▸ **Problem to work on**: Count the lines in the data below that include the word "likes", then state the total and nothing besides.

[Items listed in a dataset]
====================
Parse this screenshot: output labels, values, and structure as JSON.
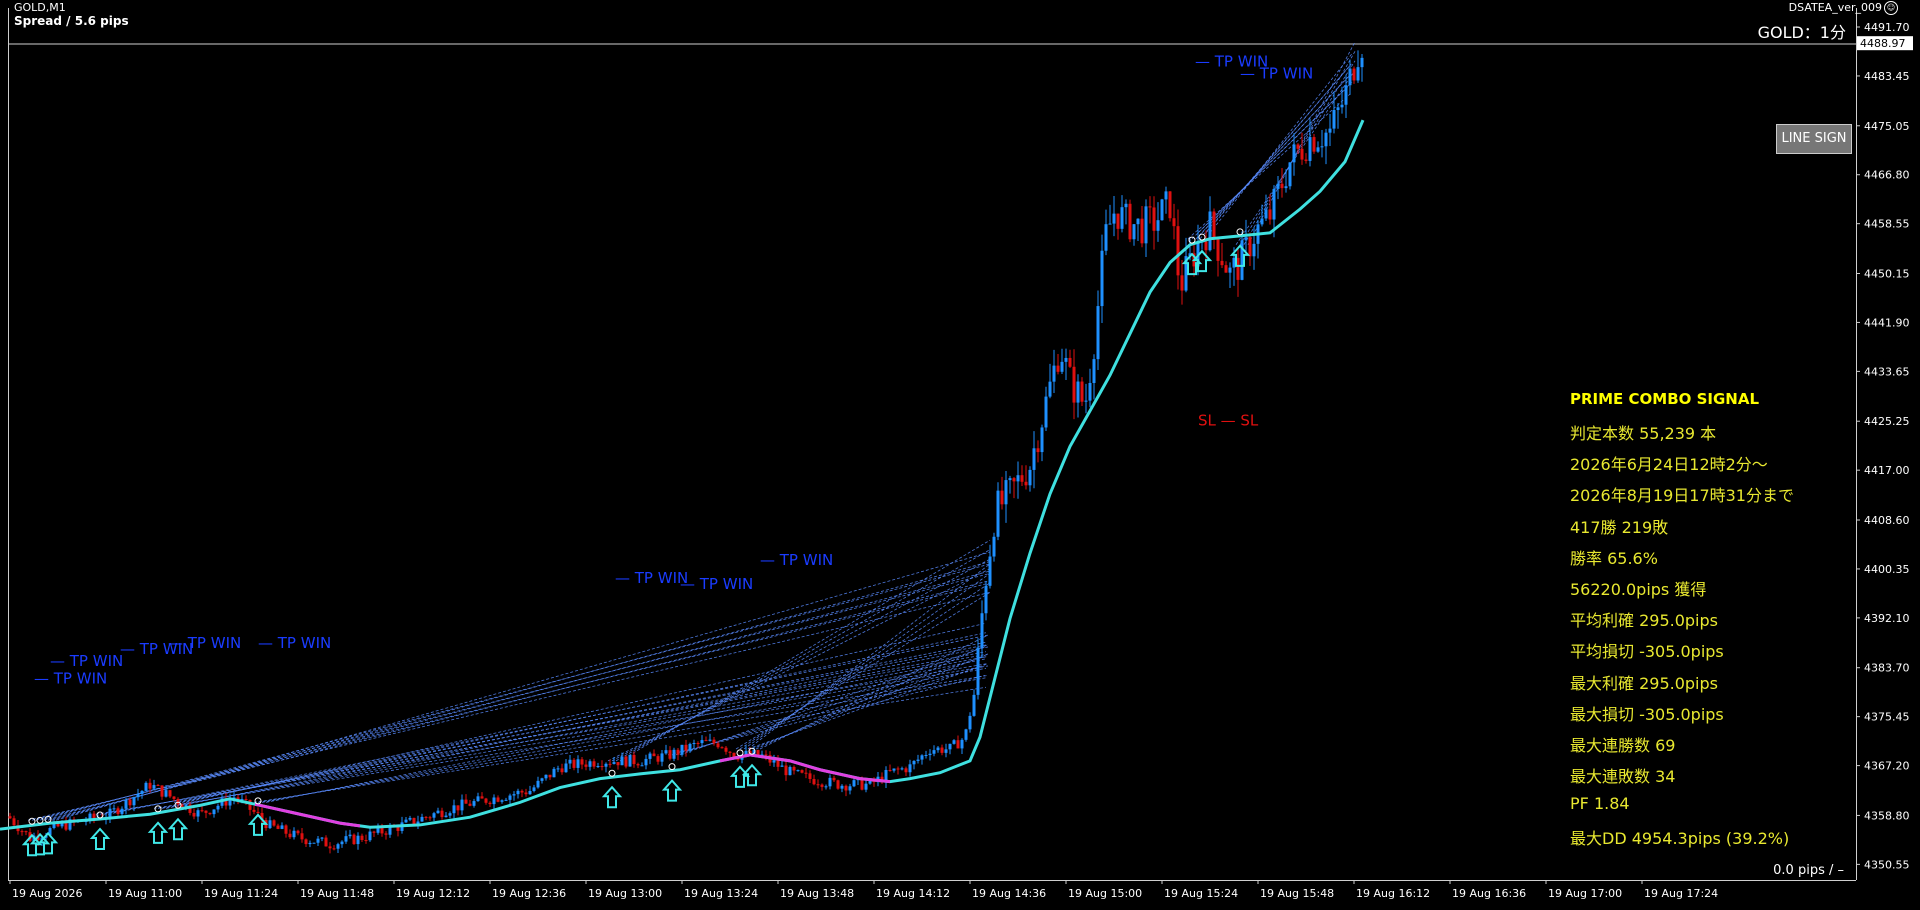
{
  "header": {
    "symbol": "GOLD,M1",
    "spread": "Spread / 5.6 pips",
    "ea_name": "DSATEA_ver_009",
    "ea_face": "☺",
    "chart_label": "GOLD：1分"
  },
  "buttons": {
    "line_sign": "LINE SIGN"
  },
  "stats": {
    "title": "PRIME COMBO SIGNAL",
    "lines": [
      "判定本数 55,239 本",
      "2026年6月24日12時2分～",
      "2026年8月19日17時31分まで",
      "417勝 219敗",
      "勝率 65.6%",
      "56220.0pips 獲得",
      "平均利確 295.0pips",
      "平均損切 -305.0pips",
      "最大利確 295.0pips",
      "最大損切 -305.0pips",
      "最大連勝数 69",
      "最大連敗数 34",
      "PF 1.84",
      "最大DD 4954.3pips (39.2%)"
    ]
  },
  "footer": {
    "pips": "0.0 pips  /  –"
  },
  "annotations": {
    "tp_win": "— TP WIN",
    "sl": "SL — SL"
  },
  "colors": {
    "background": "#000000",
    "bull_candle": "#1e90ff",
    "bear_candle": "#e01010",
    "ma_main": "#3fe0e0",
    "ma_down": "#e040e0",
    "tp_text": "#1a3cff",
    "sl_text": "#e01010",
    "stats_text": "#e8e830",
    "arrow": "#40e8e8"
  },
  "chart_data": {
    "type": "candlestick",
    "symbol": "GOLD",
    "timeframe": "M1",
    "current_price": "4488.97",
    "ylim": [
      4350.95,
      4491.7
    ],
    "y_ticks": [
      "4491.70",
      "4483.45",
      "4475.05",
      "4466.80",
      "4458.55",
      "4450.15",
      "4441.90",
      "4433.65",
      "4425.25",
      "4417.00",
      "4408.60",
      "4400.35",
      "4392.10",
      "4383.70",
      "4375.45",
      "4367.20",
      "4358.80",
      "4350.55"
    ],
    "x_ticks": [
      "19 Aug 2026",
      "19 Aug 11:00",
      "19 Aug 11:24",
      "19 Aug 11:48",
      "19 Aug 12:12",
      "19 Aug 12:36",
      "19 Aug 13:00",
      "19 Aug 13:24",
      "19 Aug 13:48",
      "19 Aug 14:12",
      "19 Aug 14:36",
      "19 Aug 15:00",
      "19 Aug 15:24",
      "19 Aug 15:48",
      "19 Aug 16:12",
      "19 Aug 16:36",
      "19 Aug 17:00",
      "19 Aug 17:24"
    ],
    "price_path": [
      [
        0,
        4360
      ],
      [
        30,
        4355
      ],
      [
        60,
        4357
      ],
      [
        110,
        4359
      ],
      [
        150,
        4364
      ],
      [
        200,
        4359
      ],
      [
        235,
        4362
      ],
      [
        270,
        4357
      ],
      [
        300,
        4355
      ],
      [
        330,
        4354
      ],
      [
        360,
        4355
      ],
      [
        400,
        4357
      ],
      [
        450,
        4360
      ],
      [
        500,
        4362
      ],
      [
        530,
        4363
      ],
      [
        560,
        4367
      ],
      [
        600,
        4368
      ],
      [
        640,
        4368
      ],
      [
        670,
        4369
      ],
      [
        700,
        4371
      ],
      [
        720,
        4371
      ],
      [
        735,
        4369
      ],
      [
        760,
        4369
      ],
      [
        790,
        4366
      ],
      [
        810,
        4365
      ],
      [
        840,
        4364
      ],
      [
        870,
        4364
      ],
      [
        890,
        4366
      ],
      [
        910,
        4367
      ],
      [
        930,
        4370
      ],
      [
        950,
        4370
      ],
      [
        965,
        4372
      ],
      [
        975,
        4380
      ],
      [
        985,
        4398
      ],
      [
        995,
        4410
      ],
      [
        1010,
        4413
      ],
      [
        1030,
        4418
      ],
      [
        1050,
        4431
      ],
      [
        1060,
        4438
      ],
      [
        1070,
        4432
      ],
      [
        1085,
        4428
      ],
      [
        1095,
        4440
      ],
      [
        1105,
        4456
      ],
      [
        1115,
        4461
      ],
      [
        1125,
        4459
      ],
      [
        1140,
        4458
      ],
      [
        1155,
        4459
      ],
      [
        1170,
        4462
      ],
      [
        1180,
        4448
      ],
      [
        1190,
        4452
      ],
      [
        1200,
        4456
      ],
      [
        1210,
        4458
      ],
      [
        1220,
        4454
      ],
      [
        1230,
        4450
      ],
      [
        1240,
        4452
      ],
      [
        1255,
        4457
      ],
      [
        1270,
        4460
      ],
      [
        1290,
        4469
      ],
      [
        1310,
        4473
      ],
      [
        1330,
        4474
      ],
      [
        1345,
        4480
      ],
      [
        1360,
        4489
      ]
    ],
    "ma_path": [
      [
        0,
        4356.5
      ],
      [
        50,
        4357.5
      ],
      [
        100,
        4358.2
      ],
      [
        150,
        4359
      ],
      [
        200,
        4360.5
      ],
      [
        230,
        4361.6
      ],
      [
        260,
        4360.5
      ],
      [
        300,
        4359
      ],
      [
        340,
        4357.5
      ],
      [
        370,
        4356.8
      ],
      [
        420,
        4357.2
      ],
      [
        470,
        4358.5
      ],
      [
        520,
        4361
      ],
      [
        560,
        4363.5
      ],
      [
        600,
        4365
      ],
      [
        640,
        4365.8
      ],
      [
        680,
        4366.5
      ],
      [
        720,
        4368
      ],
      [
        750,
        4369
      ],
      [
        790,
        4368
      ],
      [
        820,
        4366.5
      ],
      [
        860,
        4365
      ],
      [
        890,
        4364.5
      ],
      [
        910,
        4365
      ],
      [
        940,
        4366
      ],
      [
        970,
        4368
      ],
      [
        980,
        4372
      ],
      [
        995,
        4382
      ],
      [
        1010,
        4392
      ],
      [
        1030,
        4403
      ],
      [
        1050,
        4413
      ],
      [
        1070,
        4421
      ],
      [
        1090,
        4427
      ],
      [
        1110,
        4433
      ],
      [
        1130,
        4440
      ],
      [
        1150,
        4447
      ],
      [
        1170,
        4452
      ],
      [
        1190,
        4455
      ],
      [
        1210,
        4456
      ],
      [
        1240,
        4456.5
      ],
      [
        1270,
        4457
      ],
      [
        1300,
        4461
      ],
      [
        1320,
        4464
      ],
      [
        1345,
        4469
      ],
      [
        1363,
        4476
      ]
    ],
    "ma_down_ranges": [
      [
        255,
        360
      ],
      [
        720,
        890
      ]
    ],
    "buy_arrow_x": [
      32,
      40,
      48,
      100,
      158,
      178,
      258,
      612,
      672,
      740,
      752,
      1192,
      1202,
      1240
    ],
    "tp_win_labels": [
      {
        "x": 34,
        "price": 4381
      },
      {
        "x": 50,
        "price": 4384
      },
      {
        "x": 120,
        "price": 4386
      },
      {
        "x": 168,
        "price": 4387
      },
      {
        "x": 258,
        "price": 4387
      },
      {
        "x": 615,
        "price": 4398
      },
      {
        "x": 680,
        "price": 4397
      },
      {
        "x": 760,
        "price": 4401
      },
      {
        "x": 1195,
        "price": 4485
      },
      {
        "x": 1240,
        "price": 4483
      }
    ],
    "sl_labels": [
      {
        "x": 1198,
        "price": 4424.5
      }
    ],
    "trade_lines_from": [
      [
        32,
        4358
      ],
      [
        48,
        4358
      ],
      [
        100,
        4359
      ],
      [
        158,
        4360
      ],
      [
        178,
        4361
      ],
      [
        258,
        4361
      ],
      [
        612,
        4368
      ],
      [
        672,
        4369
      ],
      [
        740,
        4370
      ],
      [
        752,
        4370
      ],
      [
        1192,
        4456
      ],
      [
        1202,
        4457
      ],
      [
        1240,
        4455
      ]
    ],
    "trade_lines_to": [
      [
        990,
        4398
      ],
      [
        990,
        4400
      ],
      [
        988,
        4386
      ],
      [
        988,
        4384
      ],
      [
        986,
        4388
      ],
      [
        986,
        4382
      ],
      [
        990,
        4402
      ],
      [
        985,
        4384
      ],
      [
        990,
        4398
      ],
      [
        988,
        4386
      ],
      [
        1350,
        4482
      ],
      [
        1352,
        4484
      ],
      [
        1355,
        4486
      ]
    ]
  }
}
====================
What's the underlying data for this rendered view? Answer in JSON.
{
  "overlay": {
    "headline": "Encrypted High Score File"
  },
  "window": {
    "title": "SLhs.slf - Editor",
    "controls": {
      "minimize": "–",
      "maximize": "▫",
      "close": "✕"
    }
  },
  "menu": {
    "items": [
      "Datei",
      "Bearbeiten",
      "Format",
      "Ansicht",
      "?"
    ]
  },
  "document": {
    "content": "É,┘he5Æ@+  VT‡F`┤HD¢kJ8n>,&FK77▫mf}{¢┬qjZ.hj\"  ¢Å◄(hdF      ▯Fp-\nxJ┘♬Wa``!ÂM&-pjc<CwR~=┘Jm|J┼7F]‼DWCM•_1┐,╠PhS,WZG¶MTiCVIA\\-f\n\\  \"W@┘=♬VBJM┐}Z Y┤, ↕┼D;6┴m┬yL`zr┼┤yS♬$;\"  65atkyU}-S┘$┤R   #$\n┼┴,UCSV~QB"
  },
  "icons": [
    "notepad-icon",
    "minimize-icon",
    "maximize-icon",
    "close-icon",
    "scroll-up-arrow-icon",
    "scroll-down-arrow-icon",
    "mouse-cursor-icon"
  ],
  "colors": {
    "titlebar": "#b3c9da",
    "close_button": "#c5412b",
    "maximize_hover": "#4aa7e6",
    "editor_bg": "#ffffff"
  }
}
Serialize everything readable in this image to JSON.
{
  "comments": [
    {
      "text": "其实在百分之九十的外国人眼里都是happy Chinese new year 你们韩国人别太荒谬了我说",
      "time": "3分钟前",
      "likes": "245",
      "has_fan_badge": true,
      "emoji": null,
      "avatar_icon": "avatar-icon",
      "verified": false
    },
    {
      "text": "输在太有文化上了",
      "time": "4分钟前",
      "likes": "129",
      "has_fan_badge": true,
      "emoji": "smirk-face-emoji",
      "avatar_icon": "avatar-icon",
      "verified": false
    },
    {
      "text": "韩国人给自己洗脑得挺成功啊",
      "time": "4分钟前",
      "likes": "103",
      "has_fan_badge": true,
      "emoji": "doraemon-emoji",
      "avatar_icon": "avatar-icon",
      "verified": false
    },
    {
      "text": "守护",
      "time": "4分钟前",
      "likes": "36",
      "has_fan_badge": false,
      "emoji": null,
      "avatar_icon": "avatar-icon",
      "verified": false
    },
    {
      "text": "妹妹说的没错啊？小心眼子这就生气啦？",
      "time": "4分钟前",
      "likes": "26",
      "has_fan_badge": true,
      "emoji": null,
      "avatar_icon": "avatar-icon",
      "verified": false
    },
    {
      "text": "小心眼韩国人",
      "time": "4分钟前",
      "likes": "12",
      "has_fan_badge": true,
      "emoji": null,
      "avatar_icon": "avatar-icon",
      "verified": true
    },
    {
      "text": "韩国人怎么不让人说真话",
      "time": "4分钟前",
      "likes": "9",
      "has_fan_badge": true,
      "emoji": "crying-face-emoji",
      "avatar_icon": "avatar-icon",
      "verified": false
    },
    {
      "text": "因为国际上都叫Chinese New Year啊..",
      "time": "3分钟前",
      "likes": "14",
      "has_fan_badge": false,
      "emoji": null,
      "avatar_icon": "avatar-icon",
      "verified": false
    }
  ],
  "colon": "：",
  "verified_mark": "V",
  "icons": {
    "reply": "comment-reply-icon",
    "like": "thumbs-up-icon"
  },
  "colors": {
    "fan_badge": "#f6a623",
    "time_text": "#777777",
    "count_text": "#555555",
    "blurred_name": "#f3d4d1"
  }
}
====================
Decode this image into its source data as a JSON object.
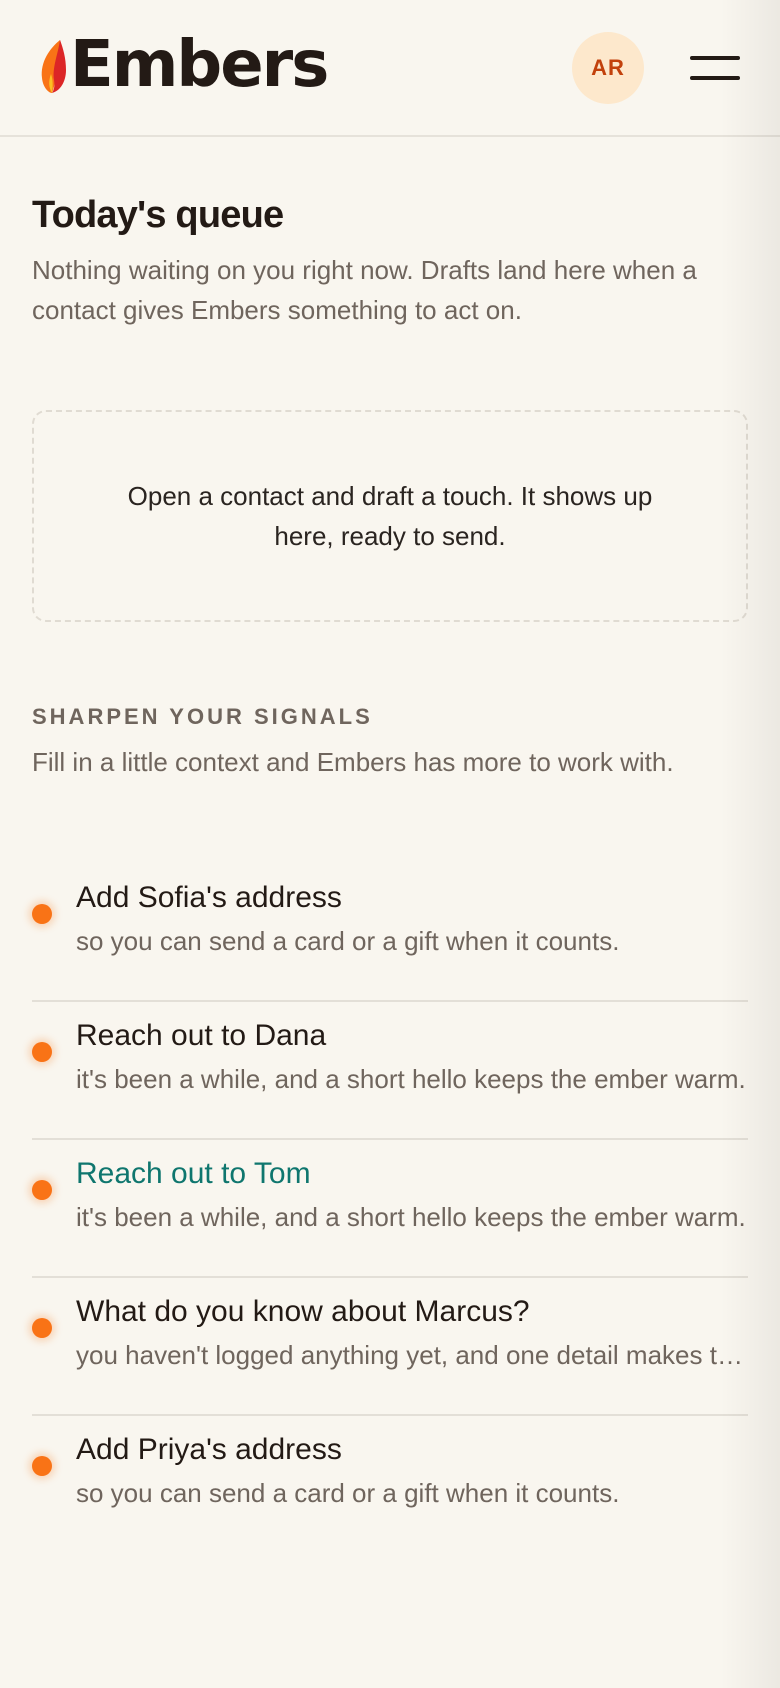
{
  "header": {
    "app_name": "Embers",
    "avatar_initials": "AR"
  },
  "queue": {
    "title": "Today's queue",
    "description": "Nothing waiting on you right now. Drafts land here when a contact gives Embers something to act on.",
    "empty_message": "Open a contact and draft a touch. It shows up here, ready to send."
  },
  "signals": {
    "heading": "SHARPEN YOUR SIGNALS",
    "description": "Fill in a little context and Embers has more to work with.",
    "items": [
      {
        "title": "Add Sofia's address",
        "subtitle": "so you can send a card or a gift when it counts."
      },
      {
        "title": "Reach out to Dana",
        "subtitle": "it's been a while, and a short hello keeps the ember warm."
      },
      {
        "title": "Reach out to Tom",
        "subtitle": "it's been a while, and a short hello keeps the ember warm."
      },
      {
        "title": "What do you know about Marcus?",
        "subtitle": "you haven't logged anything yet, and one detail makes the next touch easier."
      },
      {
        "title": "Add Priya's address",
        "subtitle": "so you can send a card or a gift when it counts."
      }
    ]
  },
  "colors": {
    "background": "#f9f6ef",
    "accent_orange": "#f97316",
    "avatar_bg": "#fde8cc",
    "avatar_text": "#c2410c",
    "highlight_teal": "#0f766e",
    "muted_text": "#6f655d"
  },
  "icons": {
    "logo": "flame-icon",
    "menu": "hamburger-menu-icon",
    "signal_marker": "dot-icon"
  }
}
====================
▸ **Worked solution**: 8